One of my coaching colleagues, James G. Butler, shared a story a short time ago about how much fear can cost you:
At the Seattle airport, James was in the security checkpoint lineup, where the wait was likely to be over 2 hours long. James had showed up with plenty of time.
Another man, however, was booked on an international flight to Germany and had showed up with only 45 minutes to get to the gate.
After a failed attempt to sweet-talk the security guard in the first class line, that man found himself behind James in the regular people’s line. As James saw it, the man’s only option was to ask everyone in the normal line if he could to go in front of them.
But he wasn’t doing it.
Even though over $1,000 — the cost of having to rebook — was on the line, the man told James that he would not ask 300 people if he could advance ahead. It was clear that he was afraid to ask so many people for their help; afraid of putting himself in the vulnerable place of possible rejection, over and over and over. In that moment, he was paralyzed by his fear.

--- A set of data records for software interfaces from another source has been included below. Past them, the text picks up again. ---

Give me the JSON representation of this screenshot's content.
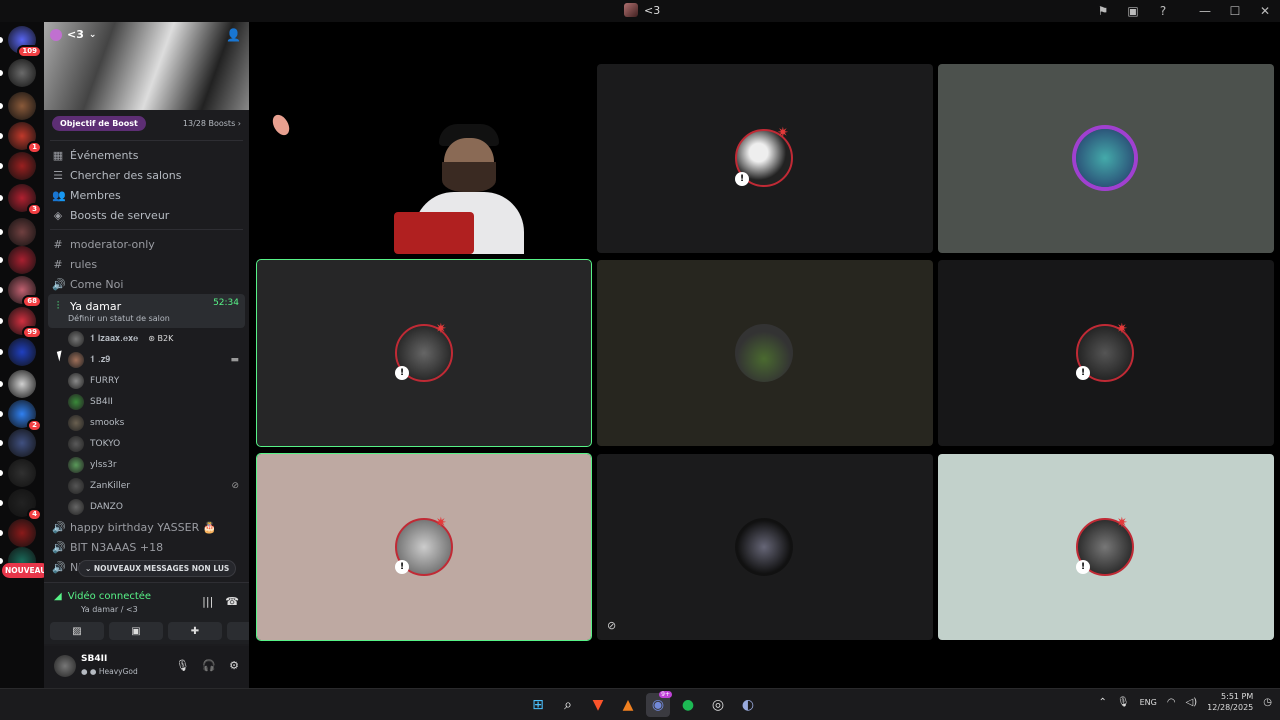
{
  "window": {
    "title": "<3"
  },
  "title_icons": [
    "inbox-icon",
    "screen-icon",
    "help-icon",
    "minimize-icon",
    "maximize-icon",
    "close-icon"
  ],
  "guilds": [
    {
      "name": "discord-home",
      "badge": "109",
      "color": "#5865f2"
    },
    {
      "name": "guild-1",
      "badge": "",
      "color": "#6a6a6a"
    },
    {
      "name": "guild-2",
      "badge": "",
      "color": "#8a5a3a"
    },
    {
      "name": "guild-3",
      "badge": "1",
      "color": "#c0392b"
    },
    {
      "name": "guild-4",
      "badge": "",
      "color": "#9a2020"
    },
    {
      "name": "guild-5",
      "badge": "3",
      "color": "#b02030"
    },
    {
      "name": "guild-6",
      "badge": "",
      "color": "#704040"
    },
    {
      "name": "guild-7",
      "badge": "",
      "color": "#a82030"
    },
    {
      "name": "guild-8",
      "badge": "68",
      "color": "#c06070"
    },
    {
      "name": "guild-9",
      "badge": "99",
      "color": "#d03040"
    },
    {
      "name": "guild-10",
      "badge": "",
      "color": "#2040c0"
    },
    {
      "name": "guild-11",
      "badge": "",
      "color": "#d0d0d0"
    },
    {
      "name": "guild-12",
      "badge": "2",
      "color": "#3080f0"
    },
    {
      "name": "guild-13",
      "badge": "",
      "color": "#405080"
    },
    {
      "name": "guild-14",
      "badge": "",
      "color": "#303030"
    },
    {
      "name": "guild-15",
      "badge": "4",
      "color": "#222"
    },
    {
      "name": "guild-16",
      "badge": "",
      "color": "#8a1a1a"
    },
    {
      "name": "guild-17",
      "badge": "",
      "color": "#1a6a5a"
    }
  ],
  "nouveau_label": "NOUVEAU",
  "server": {
    "name": "<3",
    "boost_goal": "Objectif de Boost",
    "boost_count": "13/28 Boosts",
    "nav": [
      {
        "label": "Événements",
        "icon": "calendar-icon",
        "glyph": "▦"
      },
      {
        "label": "Chercher des salons",
        "icon": "channel-browse-icon",
        "glyph": "☰"
      },
      {
        "label": "Membres",
        "icon": "members-icon",
        "glyph": "👥"
      },
      {
        "label": "Boosts de serveur",
        "icon": "boost-icon",
        "glyph": "◈"
      }
    ],
    "channels": [
      {
        "label": "moderator-only",
        "glyph": "#"
      },
      {
        "label": "rules",
        "glyph": "#"
      },
      {
        "label": "Come Noi",
        "glyph": "🔊"
      }
    ],
    "active_channel": {
      "label": "Ya damar",
      "timer": "52:34",
      "status": "Définir un statut de salon"
    },
    "voice_users": [
      {
        "name": "𝟏 𝐥𝐳𝐚𝐚𝐱.𝐞𝐱𝐞",
        "tag": "B2K",
        "right": ""
      },
      {
        "name": "𝟏 .𝐳𝟗",
        "tag": "",
        "right": "▬"
      },
      {
        "name": "FURRY",
        "tag": "",
        "right": ""
      },
      {
        "name": "SB4II",
        "tag": "",
        "right": ""
      },
      {
        "name": "smooks",
        "tag": "",
        "right": ""
      },
      {
        "name": "TOKYO",
        "tag": "",
        "right": ""
      },
      {
        "name": "ylss3r",
        "tag": "",
        "right": ""
      },
      {
        "name": "ZanKiller",
        "tag": "",
        "right": "⊘"
      },
      {
        "name": "DANZO",
        "tag": "",
        "right": ""
      }
    ],
    "more_channels": [
      {
        "label": "happy birthday YASSER 🎂"
      },
      {
        "label": "BIT N3AAAS +18"
      },
      {
        "label": "NEW LIFE 5 SMILE ;)"
      }
    ],
    "unread_label": "NOUVEAUX MESSAGES NON LUS"
  },
  "voice_panel": {
    "title": "Vidéo connectée",
    "subtitle": "Ya damar / <3"
  },
  "user": {
    "name": "SB4II",
    "status": "HeavyGod"
  },
  "taskbar": {
    "apps": [
      "windows-start-icon",
      "search-icon",
      "brave-icon",
      "app-icon",
      "discord-icon",
      "spotify-icon",
      "chrome-icon",
      "steam-icon"
    ],
    "discord_badge": "9+",
    "lang": "ENG",
    "time": "5:51 PM",
    "date": "12/28/2025"
  },
  "colors": {
    "accent": "#57f287",
    "danger": "#f23f43",
    "boost": "#5d2e74"
  }
}
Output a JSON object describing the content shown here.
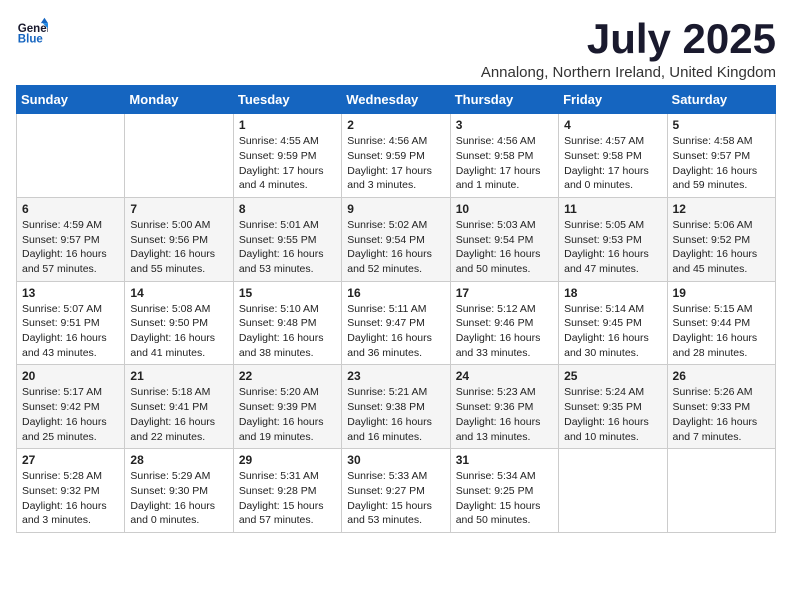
{
  "logo": {
    "line1": "General",
    "line2": "Blue"
  },
  "title": "July 2025",
  "location": "Annalong, Northern Ireland, United Kingdom",
  "weekdays": [
    "Sunday",
    "Monday",
    "Tuesday",
    "Wednesday",
    "Thursday",
    "Friday",
    "Saturday"
  ],
  "weeks": [
    [
      {
        "day": "",
        "info": ""
      },
      {
        "day": "",
        "info": ""
      },
      {
        "day": "1",
        "info": "Sunrise: 4:55 AM\nSunset: 9:59 PM\nDaylight: 17 hours\nand 4 minutes."
      },
      {
        "day": "2",
        "info": "Sunrise: 4:56 AM\nSunset: 9:59 PM\nDaylight: 17 hours\nand 3 minutes."
      },
      {
        "day": "3",
        "info": "Sunrise: 4:56 AM\nSunset: 9:58 PM\nDaylight: 17 hours\nand 1 minute."
      },
      {
        "day": "4",
        "info": "Sunrise: 4:57 AM\nSunset: 9:58 PM\nDaylight: 17 hours\nand 0 minutes."
      },
      {
        "day": "5",
        "info": "Sunrise: 4:58 AM\nSunset: 9:57 PM\nDaylight: 16 hours\nand 59 minutes."
      }
    ],
    [
      {
        "day": "6",
        "info": "Sunrise: 4:59 AM\nSunset: 9:57 PM\nDaylight: 16 hours\nand 57 minutes."
      },
      {
        "day": "7",
        "info": "Sunrise: 5:00 AM\nSunset: 9:56 PM\nDaylight: 16 hours\nand 55 minutes."
      },
      {
        "day": "8",
        "info": "Sunrise: 5:01 AM\nSunset: 9:55 PM\nDaylight: 16 hours\nand 53 minutes."
      },
      {
        "day": "9",
        "info": "Sunrise: 5:02 AM\nSunset: 9:54 PM\nDaylight: 16 hours\nand 52 minutes."
      },
      {
        "day": "10",
        "info": "Sunrise: 5:03 AM\nSunset: 9:54 PM\nDaylight: 16 hours\nand 50 minutes."
      },
      {
        "day": "11",
        "info": "Sunrise: 5:05 AM\nSunset: 9:53 PM\nDaylight: 16 hours\nand 47 minutes."
      },
      {
        "day": "12",
        "info": "Sunrise: 5:06 AM\nSunset: 9:52 PM\nDaylight: 16 hours\nand 45 minutes."
      }
    ],
    [
      {
        "day": "13",
        "info": "Sunrise: 5:07 AM\nSunset: 9:51 PM\nDaylight: 16 hours\nand 43 minutes."
      },
      {
        "day": "14",
        "info": "Sunrise: 5:08 AM\nSunset: 9:50 PM\nDaylight: 16 hours\nand 41 minutes."
      },
      {
        "day": "15",
        "info": "Sunrise: 5:10 AM\nSunset: 9:48 PM\nDaylight: 16 hours\nand 38 minutes."
      },
      {
        "day": "16",
        "info": "Sunrise: 5:11 AM\nSunset: 9:47 PM\nDaylight: 16 hours\nand 36 minutes."
      },
      {
        "day": "17",
        "info": "Sunrise: 5:12 AM\nSunset: 9:46 PM\nDaylight: 16 hours\nand 33 minutes."
      },
      {
        "day": "18",
        "info": "Sunrise: 5:14 AM\nSunset: 9:45 PM\nDaylight: 16 hours\nand 30 minutes."
      },
      {
        "day": "19",
        "info": "Sunrise: 5:15 AM\nSunset: 9:44 PM\nDaylight: 16 hours\nand 28 minutes."
      }
    ],
    [
      {
        "day": "20",
        "info": "Sunrise: 5:17 AM\nSunset: 9:42 PM\nDaylight: 16 hours\nand 25 minutes."
      },
      {
        "day": "21",
        "info": "Sunrise: 5:18 AM\nSunset: 9:41 PM\nDaylight: 16 hours\nand 22 minutes."
      },
      {
        "day": "22",
        "info": "Sunrise: 5:20 AM\nSunset: 9:39 PM\nDaylight: 16 hours\nand 19 minutes."
      },
      {
        "day": "23",
        "info": "Sunrise: 5:21 AM\nSunset: 9:38 PM\nDaylight: 16 hours\nand 16 minutes."
      },
      {
        "day": "24",
        "info": "Sunrise: 5:23 AM\nSunset: 9:36 PM\nDaylight: 16 hours\nand 13 minutes."
      },
      {
        "day": "25",
        "info": "Sunrise: 5:24 AM\nSunset: 9:35 PM\nDaylight: 16 hours\nand 10 minutes."
      },
      {
        "day": "26",
        "info": "Sunrise: 5:26 AM\nSunset: 9:33 PM\nDaylight: 16 hours\nand 7 minutes."
      }
    ],
    [
      {
        "day": "27",
        "info": "Sunrise: 5:28 AM\nSunset: 9:32 PM\nDaylight: 16 hours\nand 3 minutes."
      },
      {
        "day": "28",
        "info": "Sunrise: 5:29 AM\nSunset: 9:30 PM\nDaylight: 16 hours\nand 0 minutes."
      },
      {
        "day": "29",
        "info": "Sunrise: 5:31 AM\nSunset: 9:28 PM\nDaylight: 15 hours\nand 57 minutes."
      },
      {
        "day": "30",
        "info": "Sunrise: 5:33 AM\nSunset: 9:27 PM\nDaylight: 15 hours\nand 53 minutes."
      },
      {
        "day": "31",
        "info": "Sunrise: 5:34 AM\nSunset: 9:25 PM\nDaylight: 15 hours\nand 50 minutes."
      },
      {
        "day": "",
        "info": ""
      },
      {
        "day": "",
        "info": ""
      }
    ]
  ]
}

James suggested that he did not have to ask 300 people for anything. He just needed to ask one person at a time. He was letting the enormity of the entire journey cripple him from starting with just one step.